Knowing a little science doesn’t hurt when you’re going into politics, says Julie Fahey, a human resources consultant who is running for Oregon state representative in House District 14, a position currently held by Val Hoyle. Fahey has a degree in chemistry, and she says having a background in math and science provides a good framework for politics.
“I think problem solving and an analytical approach to life is useful,” she says. “In politics and in science, you have a problem, you have a hypothesis about what the problem is and then you come up with a solution to the problem.”
House District 14 represents West Eugene, Bethel and Junction City. Hoyle is running for Oregon secretary of state next year. She stepped down from her position as House majority leader in July and is currently serving her last term as representative.
Though Fahey gives a number of reasons for why she’s running for state representative, she says first and foremost, she wants to make sure that working families and the middle class in Oregon have ample opportunity to succeed, regardless of background or circumstance.

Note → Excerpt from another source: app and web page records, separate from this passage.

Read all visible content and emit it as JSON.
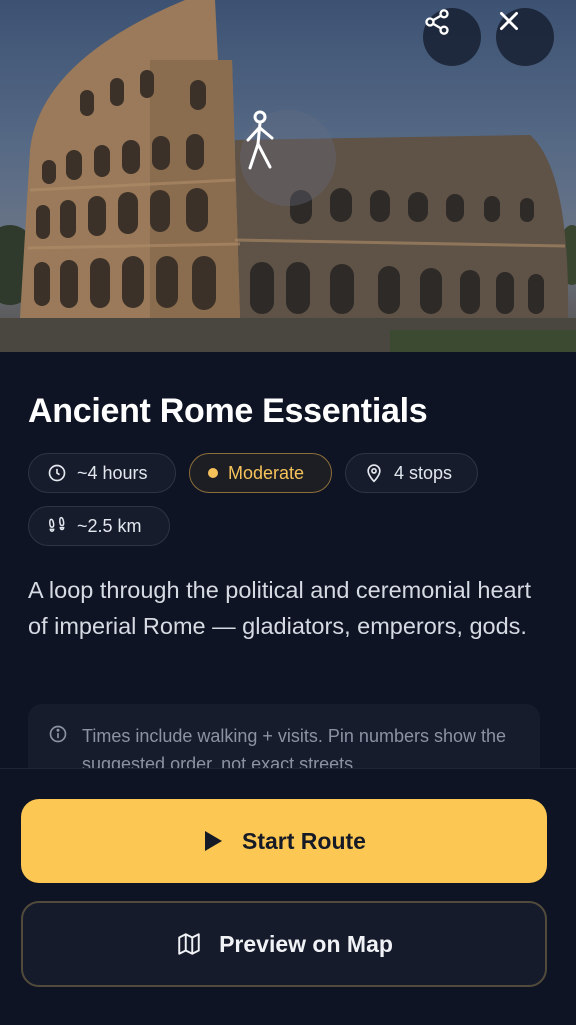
{
  "hero": {
    "image": "colosseum-photo",
    "share_icon": "share-icon",
    "close_icon": "close-icon",
    "walker_icon": "walking-person-icon"
  },
  "tour": {
    "title": "Ancient Rome Essentials",
    "duration": "~4 hours",
    "difficulty": "Moderate",
    "stops": "4 stops",
    "distance": "~2.5 km",
    "description": "A loop through the political and ceremonial heart of imperial Rome — gladiators, emperors, gods.",
    "note": "Times include walking + visits. Pin numbers show the suggested order, not exact streets."
  },
  "actions": {
    "start_label": "Start Route",
    "preview_label": "Preview on Map"
  },
  "colors": {
    "accent": "#fcc752",
    "background": "#0f1424",
    "chip_bg": "#161c2c"
  }
}
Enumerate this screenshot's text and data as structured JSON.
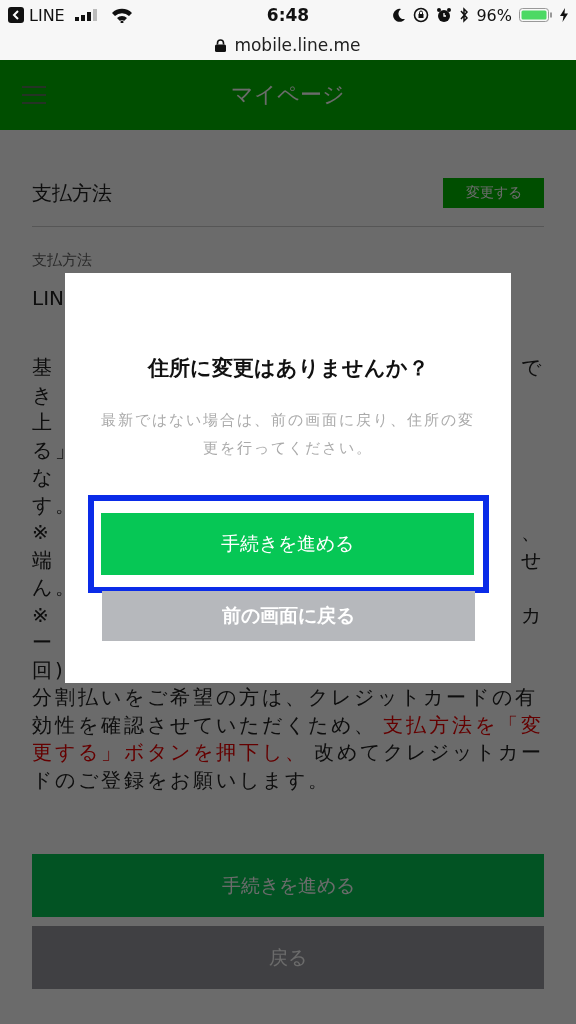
{
  "status_bar": {
    "back_app": "LINE",
    "time": "6:48",
    "battery": "96%"
  },
  "address_bar": {
    "url": "mobile.line.me"
  },
  "header": {
    "title": "マイページ"
  },
  "section": {
    "title": "支払方法",
    "change_button": "変更する"
  },
  "payment": {
    "label": "支払方法",
    "value": "LIN"
  },
  "notes_partial": [
    {
      "left": "基",
      "right": "で"
    },
    {
      "left": "き"
    },
    {
      "left": "上"
    },
    {
      "left": "る」"
    },
    {
      "left": "な"
    },
    {
      "left": "す。"
    },
    {
      "left": "※",
      "right": "、"
    },
    {
      "left": "端",
      "right": "せ"
    },
    {
      "left": "ん。"
    },
    {
      "left": "※",
      "right": "カ"
    },
    {
      "left": "ー"
    },
    {
      "left": "回)"
    }
  ],
  "notes": [
    [
      {
        "text": "分割払いをご希望の方は、クレジットカードの有",
        "emphasis": false
      }
    ],
    [
      {
        "text": "効性を確認させていただくため、",
        "emphasis": false
      },
      {
        "text": "支払方法を「変",
        "emphasis": true
      }
    ],
    [
      {
        "text": "更する」ボタンを押下し、",
        "emphasis": true
      },
      {
        "text": "改めてクレジットカー",
        "emphasis": false
      }
    ],
    [
      {
        "text": "ドのご登録をお願いします。",
        "emphasis": false
      }
    ]
  ],
  "buttons": [
    {
      "label": "手続きを進める",
      "kind": "primary"
    },
    {
      "label": "戻る",
      "kind": "secondary"
    }
  ],
  "dialog": {
    "title": "住所に変更はありませんか？",
    "message": "最新ではない場合は、前の画面に戻り、住所の変更を行ってください。",
    "buttons": [
      {
        "label": "手続きを進める",
        "kind": "primary",
        "highlighted": true
      },
      {
        "label": "前の画面に戻る",
        "kind": "secondary",
        "highlighted": false
      }
    ]
  }
}
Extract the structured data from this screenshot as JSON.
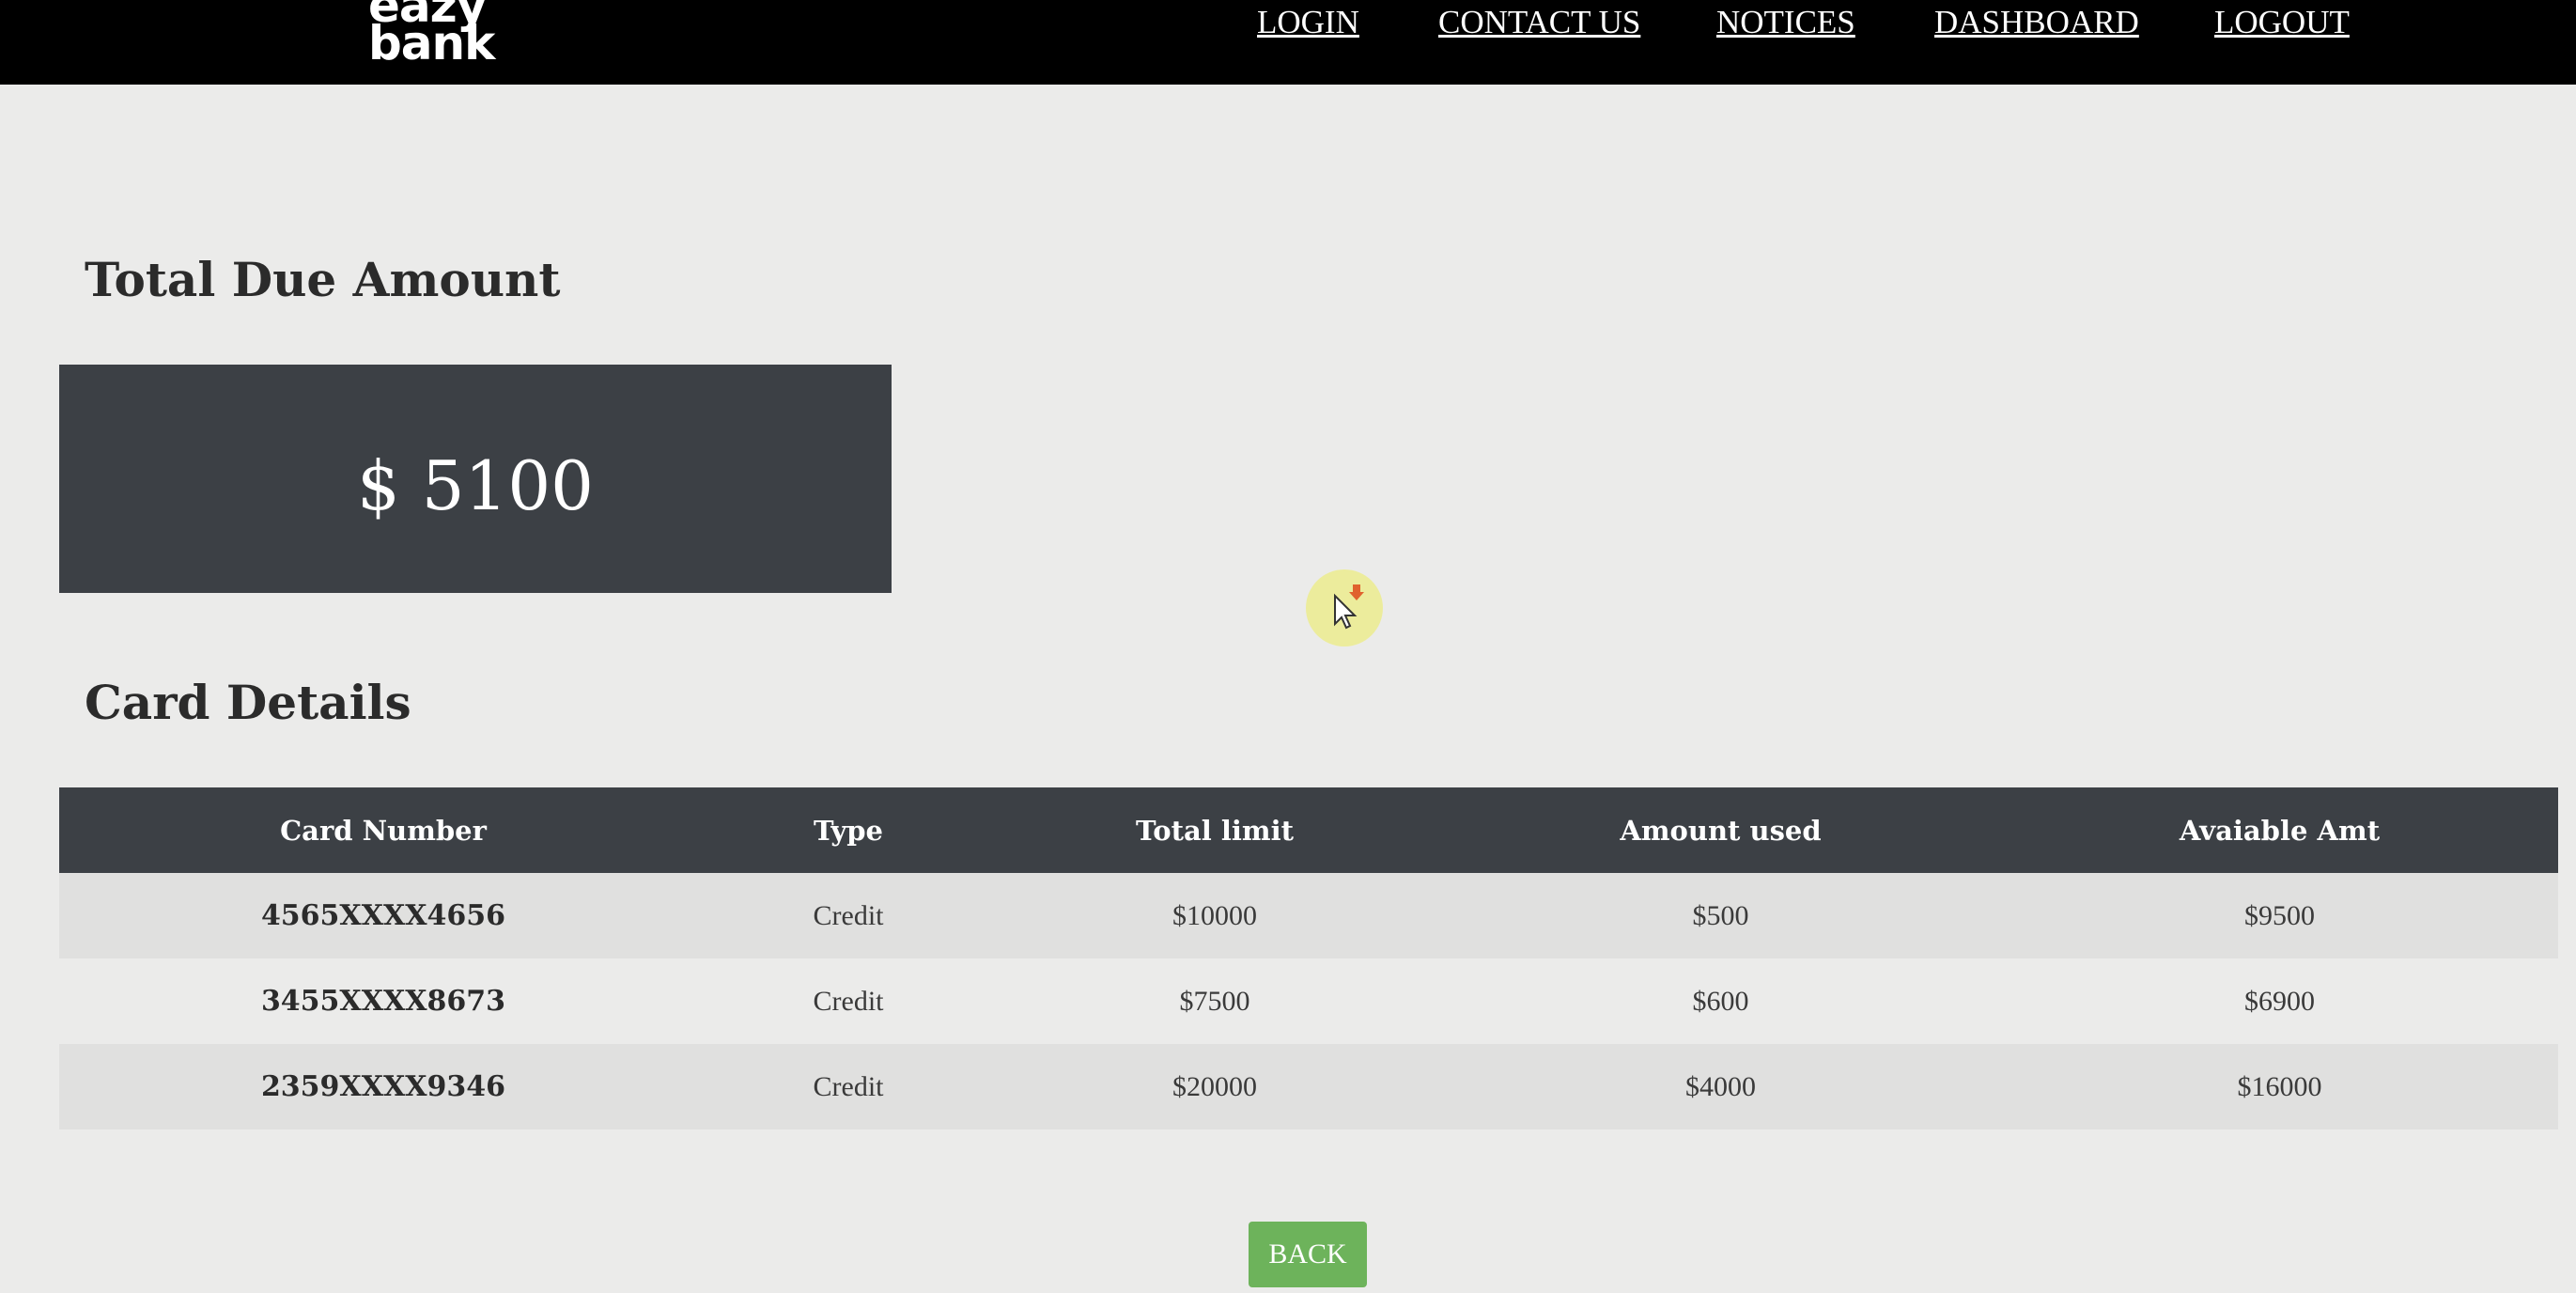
{
  "header": {
    "logo_line1": "eazy",
    "logo_line2": "bank",
    "nav": {
      "login": "LOGIN",
      "contact": "CONTACT US",
      "notices": "NOTICES",
      "dashboard": "DASHBOARD",
      "logout": "LOGOUT"
    }
  },
  "due": {
    "title": "Total Due Amount",
    "amount": "$ 5100"
  },
  "cards": {
    "title": "Card Details",
    "columns": [
      "Card Number",
      "Type",
      "Total limit",
      "Amount used",
      "Avaiable Amt"
    ],
    "rows": [
      {
        "number": "4565XXXX4656",
        "type": "Credit",
        "limit": "$10000",
        "used": "$500",
        "available": "$9500"
      },
      {
        "number": "3455XXXX8673",
        "type": "Credit",
        "limit": "$7500",
        "used": "$600",
        "available": "$6900"
      },
      {
        "number": "2359XXXX9346",
        "type": "Credit",
        "limit": "$20000",
        "used": "$4000",
        "available": "$16000"
      }
    ]
  },
  "actions": {
    "back": "BACK"
  },
  "colors": {
    "header_bg": "#000000",
    "panel_bg": "#3c4045",
    "button_bg": "#6db35b",
    "page_bg": "#ebebea"
  },
  "icons": {
    "cursor": "mouse-pointer-icon"
  }
}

Fahey grew up in a small town in Illinois, and she says the manufacturing jobs that bolstered the previous generation were no longer available when she graduated. “I knew if I wanted to pursue a professional career, I couldn’t stay in this town that I loved,” she says. “So I’d like to see more focus on career and technical education, higher minimum wage and the understanding that not everyone should have to go to college to have a living wage job.”
Fahey says one of her top issues is Oregon’s minimum wage, currently $9.25 an hour. A single person living in Eugene needs $10 an hour to cover basic living expenses, she says, and for a family of four, that number rises to $15 an hour.
“It’s just a basic failing of our system,” Fahey says. “I firmly believe that no one who works full time should be living in poverty.”
Another pressure on working families, she says, is that Oregon has extremely expensive child care costs compared to other states, and childcare can take up a high percentage of income. She says she’d like to see tax credits so that families don’t spend so much of the money they earn on childcare.
Though Fahey says that she admires Hoyle and that they agree in many political areas, including universal background checks for gun safety, she distinguishes herself from Hoyle by pointing to her 15 years of experience in the private sector working with businesses to implement progressive workplace environments.
From dealing with policies such as sick leave, she says, her business experience allows her understand matters from the business perspective as well as that of the worker.
In 2010, Fahey graduated from Emerge Oregon, a program that trains and encourages Democratic women to run for office. It’s a cause that’s near to her heart, she says. Hoyle is also an Emerge graduate.
“The statistic is that women need to be asked four or five times to run before they will actually do it, and I have been one of those people asking women to run,” she says. “Another key motivator as to why I’m running is that I think there needs to be more women in office.”
As for women’s reproductive rights, Fahey says that in Oregon, “we’re really fortunate to be the only state in the country where there is no limit on access to abortion. I would like to keep it that way.”